SOURCE MATERIAL Start Marker

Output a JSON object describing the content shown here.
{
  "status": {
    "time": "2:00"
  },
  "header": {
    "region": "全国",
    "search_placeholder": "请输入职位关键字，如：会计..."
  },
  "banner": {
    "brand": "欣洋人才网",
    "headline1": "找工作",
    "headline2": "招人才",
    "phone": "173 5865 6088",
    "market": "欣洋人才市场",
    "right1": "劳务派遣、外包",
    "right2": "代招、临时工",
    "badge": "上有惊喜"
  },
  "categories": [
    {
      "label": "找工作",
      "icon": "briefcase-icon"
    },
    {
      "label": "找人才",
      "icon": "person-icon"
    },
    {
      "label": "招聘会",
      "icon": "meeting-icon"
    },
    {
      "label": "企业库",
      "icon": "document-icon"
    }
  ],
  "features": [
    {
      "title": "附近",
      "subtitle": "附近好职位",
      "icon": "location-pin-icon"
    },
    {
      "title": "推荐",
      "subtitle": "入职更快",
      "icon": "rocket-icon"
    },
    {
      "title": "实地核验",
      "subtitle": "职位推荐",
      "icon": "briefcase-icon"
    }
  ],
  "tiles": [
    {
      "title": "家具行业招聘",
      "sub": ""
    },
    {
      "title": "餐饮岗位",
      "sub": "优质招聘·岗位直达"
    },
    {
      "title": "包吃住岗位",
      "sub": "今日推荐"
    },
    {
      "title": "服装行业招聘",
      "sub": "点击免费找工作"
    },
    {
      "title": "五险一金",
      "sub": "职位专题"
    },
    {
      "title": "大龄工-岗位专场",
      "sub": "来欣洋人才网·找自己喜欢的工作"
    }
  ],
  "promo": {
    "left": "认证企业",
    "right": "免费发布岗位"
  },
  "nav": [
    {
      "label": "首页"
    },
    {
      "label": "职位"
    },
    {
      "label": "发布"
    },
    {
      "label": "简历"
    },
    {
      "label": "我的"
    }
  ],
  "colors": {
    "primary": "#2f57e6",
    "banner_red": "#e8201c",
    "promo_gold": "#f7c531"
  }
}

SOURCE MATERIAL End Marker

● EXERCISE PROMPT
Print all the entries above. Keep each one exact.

● WRITTEN SOLUTION
Output a JSON object describing the content shown here.
{
  "status": {
    "time": "2:00"
  },
  "header": {
    "region": "全国",
    "search_placeholder": "请输入职位关键字，如：会计..."
  },
  "banner": {
    "brand": "欣洋人才网",
    "headline1": "找工作",
    "headline2": "招人才",
    "phone": "173 5865 6088",
    "market": "欣洋人才市场",
    "right1": "劳务派遣、外包",
    "right2": "代招、临时工",
    "badge": "上有惊喜"
  },
  "categories": [
    {
      "label": "找工作",
      "icon": "briefcase-icon"
    },
    {
      "label": "找人才",
      "icon": "person-icon"
    },
    {
      "label": "招聘会",
      "icon": "meeting-icon"
    },
    {
      "label": "企业库",
      "icon": "document-icon"
    }
  ],
  "features": [
    {
      "title": "附近",
      "subtitle": "附近好职位",
      "icon": "location-pin-icon"
    },
    {
      "title": "推荐",
      "subtitle": "入职更快",
      "icon": "rocket-icon"
    },
    {
      "title": "实地核验",
      "subtitle": "职位推荐",
      "icon": "briefcase-icon"
    }
  ],
  "tiles": [
    {
      "title": "家具行业招聘",
      "sub": ""
    },
    {
      "title": "餐饮岗位",
      "sub": "优质招聘·岗位直达"
    },
    {
      "title": "包吃住岗位",
      "sub": "今日推荐"
    },
    {
      "title": "服装行业招聘",
      "sub": "点击免费找工作"
    },
    {
      "title": "五险一金",
      "sub": "职位专题"
    },
    {
      "title": "大龄工-岗位专场",
      "sub": "来欣洋人才网·找自己喜欢的工作"
    }
  ],
  "promo": {
    "left": "认证企业",
    "right": "免费发布岗位"
  },
  "nav": [
    {
      "label": "首页"
    },
    {
      "label": "职位"
    },
    {
      "label": "发布"
    },
    {
      "label": "简历"
    },
    {
      "label": "我的"
    }
  ],
  "colors": {
    "primary": "#2f57e6",
    "banner_red": "#e8201c",
    "promo_gold": "#f7c531"
  }
}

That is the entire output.